• [Task goal]: Among the records below, find each line bearing the word "structured" and copy it.

Website and app data records
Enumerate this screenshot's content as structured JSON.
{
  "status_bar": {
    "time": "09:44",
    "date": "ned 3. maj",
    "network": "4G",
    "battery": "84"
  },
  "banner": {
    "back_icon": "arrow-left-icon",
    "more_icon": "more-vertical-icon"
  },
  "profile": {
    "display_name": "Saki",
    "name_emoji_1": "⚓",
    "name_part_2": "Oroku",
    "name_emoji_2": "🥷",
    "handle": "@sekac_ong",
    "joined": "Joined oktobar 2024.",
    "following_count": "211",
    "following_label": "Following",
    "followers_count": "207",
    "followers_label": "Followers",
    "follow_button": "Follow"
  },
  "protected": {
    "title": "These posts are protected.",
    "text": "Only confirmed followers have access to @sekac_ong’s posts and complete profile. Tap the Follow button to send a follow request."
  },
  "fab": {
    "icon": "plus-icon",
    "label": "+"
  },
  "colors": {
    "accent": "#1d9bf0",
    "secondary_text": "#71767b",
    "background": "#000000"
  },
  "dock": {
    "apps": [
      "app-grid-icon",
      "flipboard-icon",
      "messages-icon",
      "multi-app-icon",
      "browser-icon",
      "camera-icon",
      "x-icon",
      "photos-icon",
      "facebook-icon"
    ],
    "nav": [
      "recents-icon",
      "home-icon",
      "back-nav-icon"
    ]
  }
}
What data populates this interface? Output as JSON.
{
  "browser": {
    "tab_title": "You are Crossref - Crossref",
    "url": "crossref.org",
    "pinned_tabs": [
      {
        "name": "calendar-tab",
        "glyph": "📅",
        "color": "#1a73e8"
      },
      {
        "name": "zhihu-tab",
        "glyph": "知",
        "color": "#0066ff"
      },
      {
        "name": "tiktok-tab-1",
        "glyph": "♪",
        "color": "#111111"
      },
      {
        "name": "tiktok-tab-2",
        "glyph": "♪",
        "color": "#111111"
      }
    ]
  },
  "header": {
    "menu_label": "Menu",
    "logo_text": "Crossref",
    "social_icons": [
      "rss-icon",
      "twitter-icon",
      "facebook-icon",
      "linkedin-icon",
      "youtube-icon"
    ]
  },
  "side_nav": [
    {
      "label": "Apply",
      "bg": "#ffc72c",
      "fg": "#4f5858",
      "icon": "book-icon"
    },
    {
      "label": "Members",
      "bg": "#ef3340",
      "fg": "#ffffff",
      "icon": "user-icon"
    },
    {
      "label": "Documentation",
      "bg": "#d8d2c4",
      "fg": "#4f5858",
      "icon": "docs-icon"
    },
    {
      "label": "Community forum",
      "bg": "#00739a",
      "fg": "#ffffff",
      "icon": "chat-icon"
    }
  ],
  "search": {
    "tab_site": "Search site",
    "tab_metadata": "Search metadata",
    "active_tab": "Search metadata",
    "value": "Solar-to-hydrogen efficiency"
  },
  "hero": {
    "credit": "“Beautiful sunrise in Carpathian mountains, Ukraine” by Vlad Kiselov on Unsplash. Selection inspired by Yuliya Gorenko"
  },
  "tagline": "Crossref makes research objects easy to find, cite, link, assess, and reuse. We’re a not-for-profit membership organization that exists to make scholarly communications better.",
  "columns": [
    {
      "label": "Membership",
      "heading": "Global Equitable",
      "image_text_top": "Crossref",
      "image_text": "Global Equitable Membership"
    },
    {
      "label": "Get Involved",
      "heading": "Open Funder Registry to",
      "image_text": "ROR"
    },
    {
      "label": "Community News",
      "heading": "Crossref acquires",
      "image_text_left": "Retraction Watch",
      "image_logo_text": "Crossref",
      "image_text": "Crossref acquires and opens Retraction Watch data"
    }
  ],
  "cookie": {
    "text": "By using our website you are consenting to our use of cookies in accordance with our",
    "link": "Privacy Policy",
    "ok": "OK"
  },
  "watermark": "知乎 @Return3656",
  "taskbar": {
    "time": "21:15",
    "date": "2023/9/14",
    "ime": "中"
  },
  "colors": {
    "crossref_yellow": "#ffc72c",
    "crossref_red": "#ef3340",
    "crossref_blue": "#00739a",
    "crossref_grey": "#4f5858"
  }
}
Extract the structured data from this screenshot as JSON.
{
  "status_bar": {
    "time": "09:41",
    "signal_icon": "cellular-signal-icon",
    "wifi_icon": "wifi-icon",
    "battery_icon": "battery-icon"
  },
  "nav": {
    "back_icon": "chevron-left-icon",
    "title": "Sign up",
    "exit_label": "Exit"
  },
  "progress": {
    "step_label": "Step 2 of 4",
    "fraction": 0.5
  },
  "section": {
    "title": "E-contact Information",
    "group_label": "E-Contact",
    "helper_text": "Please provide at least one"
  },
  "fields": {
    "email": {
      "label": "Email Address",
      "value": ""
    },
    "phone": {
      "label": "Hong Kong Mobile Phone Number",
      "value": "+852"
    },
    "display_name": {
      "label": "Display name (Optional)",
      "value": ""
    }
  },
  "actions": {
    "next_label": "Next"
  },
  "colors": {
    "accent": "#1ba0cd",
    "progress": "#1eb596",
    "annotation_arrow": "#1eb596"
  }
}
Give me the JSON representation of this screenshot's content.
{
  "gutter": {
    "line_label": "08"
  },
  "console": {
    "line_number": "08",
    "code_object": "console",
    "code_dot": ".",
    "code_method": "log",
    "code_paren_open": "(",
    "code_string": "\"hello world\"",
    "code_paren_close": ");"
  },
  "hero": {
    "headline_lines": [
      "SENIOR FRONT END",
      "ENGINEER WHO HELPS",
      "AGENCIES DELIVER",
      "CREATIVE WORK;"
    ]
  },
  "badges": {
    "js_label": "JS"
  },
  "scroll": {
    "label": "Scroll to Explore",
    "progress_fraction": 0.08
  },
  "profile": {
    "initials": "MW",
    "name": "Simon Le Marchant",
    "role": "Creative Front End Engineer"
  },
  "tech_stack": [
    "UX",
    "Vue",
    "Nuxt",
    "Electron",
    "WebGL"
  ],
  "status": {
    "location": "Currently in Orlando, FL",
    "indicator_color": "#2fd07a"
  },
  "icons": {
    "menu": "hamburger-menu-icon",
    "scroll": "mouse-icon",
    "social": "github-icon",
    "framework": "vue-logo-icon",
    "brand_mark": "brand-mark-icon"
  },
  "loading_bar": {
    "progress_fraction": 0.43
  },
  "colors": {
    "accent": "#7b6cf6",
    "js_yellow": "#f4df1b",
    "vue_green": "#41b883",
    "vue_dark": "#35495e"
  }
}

• [Task answer]:
Enumerate this screenshot's content as structured JSON.
Extract the structured data from this screenshot as JSON.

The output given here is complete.